“Well, Georgia was born with a rare heart condition. She almost died at birth and surely would have, were it not for the ingenuity of her delivery doctor. She told me his name and I can’t remember it now, but he was apparently an amazing man. Georgia was born and her heart was failing and this doctor immediately turned the delivery room into an impromptu surgery ward. He actually performed the procedure himself.”
“Yeah. So anyway, this doctor practically saved Georgia’s life right as she was born. He got her heart in working order so that her parents could take her home after a few months, but her health was still very delicate and she was under strict hospital supervision throughout her infancy. She wasn’t given a decent chance to survive into adolescence without some sort of miracle procedure or something.” He paused and stared into the current. A parade of screaming emergency vehicles sped past them and disappeared up the highway ramp. He watched them and waited for the commotion to settle. They began walking again.
“When Georgia was ten, her heart started failing her. She had rigorous therapy sessions to try and strengthen the heart, but it was just too weak. Her parents went broke enlisting the help of these world-renowned specialists that couldn’t do anything for Georgia other than recommend experimental and dangerous procedures, one of which was this project a few graduate students at MIT had been working on, a project called, “Project Athena,” obviously named after the Greek goddess. These MIT students had basically created this artificial heart which functioned primarily as a computer, telling itself how to adapt to whatever circumstances the body commanded. It was really an amazing invention, and should have won the Nobel Prize that year, but that’s another story.
“Anyway, Georgia was dying and her parents were desperate and they enlisted the help of these MIT students and succumbed to the mercy of Project Athena. They had little hope, but somehow Georgia survived the three-day procedure. Her body actually took to the digital device, didn’t reject it. She recovered, and the whole thing was ruled a medical miracle.”
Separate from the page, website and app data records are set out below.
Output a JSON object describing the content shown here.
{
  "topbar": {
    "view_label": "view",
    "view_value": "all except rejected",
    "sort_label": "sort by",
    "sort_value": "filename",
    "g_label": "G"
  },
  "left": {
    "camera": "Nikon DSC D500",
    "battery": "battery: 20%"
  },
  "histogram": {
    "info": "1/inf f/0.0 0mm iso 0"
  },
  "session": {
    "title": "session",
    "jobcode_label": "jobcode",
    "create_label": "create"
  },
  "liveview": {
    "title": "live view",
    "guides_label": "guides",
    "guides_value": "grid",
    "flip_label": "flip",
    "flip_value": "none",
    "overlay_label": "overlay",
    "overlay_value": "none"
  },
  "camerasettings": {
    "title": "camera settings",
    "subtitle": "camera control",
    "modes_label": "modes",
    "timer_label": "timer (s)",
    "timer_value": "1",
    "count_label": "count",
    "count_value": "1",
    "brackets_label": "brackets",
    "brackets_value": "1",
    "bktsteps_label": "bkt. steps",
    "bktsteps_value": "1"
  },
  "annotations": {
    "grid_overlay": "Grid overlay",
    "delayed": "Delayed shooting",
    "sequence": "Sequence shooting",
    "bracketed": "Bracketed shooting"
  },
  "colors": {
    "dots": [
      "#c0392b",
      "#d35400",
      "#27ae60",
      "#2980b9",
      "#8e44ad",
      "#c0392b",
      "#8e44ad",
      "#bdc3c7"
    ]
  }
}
They walked through the concrete tunnel beneath the highway, cars and trucks thundering past above their heads. A nearby explosion rumbled the ground, the walls of the tunnel trembling. They watched specks of dust shake loose from the cracks in the tunnel wall and fall to the ground.
“So the idea is, this little girl who wasn’t even supposed to survive birth has somehow defeated the odds yet again. Georgia ended up living into middle age, the little computer in her chest still ticking away like new. It’s really an amazing story.”
She doesn’t say anything, waiting for him to connect the analogy.
“When she almost died as a girl, she had these visions,” he says. “She said she could see a bright light, but it wasn’t exactly white. At least that’s how she remembered it. She said the light was too bright to be white, or any other color for that matter. She said the whole experience was like being born, even though she couldn’t really say what being born was actually like.”
“Interesting,” she said, discarding her empty paper cup into a waste basket overflowing with identical cups. “Death as birth. How Eastern.”
“That’s what I thought, but Georgia said I was missing the point. She said it wasn’t about birth or death, or even life. It was about the transitory nature of our souls, like the idea of moving to different cities, but instead of cities, we’re moving into different realms of consciousness, of cognitive existence.”
“Weird,” she said. “Is Georgia still alive?”
“No,” he said. “She died in a car accident three years ago. Killed by a drunk driver.”
“Damn,” she said, and they were back at campus now, skateboarders and bicyclists stopped eerily still and lining the curbs, their heads tilted back, eyes held vacantly upward. Automobiles sat empty in the middle of the street, their owners standing in the open mouths of their car doors, looking toward the heavens. A giant red mushroom cloud swelled in the sky above them all, a luminous, foreboding and entirely beautiful phenomenon.
“I’ll see you later?” she said.
“Okay,” he said, and walked away from her, smiling, feeling somehow nourished by her presence, as if he would encounter the remainder of the day as nothing more than a simple passing rush of stimuli, the details superfluous and redundant.